What is happening with Sofia’s Central Mineral Baths at the moment?
Slava Savova The Central Mineral Baths building is, as ever, the subject of heated debate, this time related to Sofia Municipality’s plans for its renovation. In 2020, an Open Call brought together more than 30 experts from different fields, who devised three independent strategic development concepts, each containing a set of detailed recommendations for the renewal of the building. These concepts became the basis of a general Renewal Plan that outlined the necessary steps to be taken by Sofia Municipality as part of the renewal process. Sofia’s Municipal Council, however, did not vote on the implementation of this plan, and a year later a proposal was submitted that it be cancelled and replaced with a new one without any public consultation. One of the key differences between this plan and the newly proposed one is that, if the latter is approved, the Municipality will delegate all its responsibilities to a private investor. At the moment we are trying to engage several institutions with this case, while seeking further information about the proposed changes. We are also trying to raise awareness of what the risks are if the Municipality delegates the execution and management of the project to a private entity, without any civic participation.
The thermal water spring in the center of Sofia has been known and used for healing and bathing for at least two millennia. Various infrastructures were built around the spring over the centuries to facilitate access to its waters. And what we know from the available archival sources is that bathing there was accessible to all, including the least privileged. Today this continuity, however, has been interrupted by the recent closure of the Central Mineral Baths – the thermal waters are now only accessible at the water fountains nearby.
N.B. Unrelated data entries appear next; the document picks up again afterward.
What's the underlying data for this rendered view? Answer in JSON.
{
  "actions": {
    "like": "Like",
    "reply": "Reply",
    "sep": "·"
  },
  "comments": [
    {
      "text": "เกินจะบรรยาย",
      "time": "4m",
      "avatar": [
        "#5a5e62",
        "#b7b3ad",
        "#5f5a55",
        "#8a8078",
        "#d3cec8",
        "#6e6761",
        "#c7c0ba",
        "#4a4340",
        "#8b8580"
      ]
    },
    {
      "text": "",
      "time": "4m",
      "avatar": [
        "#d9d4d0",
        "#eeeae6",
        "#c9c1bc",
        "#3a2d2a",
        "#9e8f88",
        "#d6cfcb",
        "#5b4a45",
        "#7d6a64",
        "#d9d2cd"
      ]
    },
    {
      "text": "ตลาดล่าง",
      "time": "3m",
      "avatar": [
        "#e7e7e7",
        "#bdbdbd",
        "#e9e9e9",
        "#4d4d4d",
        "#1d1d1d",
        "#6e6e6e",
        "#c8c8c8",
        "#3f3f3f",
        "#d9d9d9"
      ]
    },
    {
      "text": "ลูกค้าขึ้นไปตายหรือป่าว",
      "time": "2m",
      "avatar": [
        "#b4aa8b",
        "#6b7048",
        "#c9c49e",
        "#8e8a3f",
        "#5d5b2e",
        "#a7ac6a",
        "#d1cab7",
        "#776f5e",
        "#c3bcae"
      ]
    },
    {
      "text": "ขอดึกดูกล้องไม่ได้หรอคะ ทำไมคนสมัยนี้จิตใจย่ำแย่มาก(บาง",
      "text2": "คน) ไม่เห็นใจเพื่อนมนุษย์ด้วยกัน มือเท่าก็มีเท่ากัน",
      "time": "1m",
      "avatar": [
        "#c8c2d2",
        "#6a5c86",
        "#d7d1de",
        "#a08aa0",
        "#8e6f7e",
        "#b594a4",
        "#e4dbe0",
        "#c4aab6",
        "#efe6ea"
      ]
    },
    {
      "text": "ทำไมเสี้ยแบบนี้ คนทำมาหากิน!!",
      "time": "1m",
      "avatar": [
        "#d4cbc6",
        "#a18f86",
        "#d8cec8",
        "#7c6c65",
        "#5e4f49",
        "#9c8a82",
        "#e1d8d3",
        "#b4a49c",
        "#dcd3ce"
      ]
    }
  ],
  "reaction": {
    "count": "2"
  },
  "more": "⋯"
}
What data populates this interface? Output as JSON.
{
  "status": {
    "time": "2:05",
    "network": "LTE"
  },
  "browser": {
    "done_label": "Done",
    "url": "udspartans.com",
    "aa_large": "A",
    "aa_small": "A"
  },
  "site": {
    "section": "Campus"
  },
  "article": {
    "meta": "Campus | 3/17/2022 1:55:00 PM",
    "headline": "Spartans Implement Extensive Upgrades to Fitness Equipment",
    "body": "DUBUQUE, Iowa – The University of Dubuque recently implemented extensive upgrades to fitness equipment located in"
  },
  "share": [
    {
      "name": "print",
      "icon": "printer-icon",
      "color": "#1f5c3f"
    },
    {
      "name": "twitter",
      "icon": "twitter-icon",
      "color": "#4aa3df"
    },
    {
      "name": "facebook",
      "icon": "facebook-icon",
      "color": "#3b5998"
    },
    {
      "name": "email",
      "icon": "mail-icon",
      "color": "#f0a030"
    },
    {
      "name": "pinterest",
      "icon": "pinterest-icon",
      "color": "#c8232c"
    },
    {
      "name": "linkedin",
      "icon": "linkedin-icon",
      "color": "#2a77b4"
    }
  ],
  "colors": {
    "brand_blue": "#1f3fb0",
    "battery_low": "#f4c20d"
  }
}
Ivo Strahilov In connection with the turmoil surrounding the Central Mineral Bath, and other baths in Sofia, and the growing civil and public concerns about their fate, it is important to recall the need for Bulgaria to ratify the Council of Europe Framework Convention on the Value of Cultural Heritage for Society. Among its founding principles is the participatory governance of heritage.